> _WHAT THIS TASK INVOLVES_:
The output should be every line below that includes the word "icon".

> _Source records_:
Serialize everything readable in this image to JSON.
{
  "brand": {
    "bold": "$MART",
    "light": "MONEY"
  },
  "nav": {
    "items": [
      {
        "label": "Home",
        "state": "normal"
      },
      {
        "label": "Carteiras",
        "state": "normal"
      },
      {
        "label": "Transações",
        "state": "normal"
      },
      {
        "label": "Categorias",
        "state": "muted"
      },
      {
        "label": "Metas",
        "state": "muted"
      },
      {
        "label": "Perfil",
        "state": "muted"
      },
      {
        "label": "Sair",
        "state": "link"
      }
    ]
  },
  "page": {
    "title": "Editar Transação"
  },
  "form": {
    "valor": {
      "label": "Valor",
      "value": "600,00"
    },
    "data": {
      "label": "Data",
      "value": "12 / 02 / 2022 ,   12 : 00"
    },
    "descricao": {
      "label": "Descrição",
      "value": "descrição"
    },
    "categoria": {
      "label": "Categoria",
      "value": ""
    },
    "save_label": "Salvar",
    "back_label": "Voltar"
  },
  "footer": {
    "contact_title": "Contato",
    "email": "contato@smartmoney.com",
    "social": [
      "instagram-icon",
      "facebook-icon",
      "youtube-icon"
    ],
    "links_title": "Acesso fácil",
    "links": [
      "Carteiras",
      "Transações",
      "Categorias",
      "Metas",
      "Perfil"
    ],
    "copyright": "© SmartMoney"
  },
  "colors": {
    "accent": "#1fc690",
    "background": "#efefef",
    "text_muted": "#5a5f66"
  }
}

> _RESPONSE TO THE TASK_:
      "instagram-icon",
      "facebook-icon",
      "youtube-icon"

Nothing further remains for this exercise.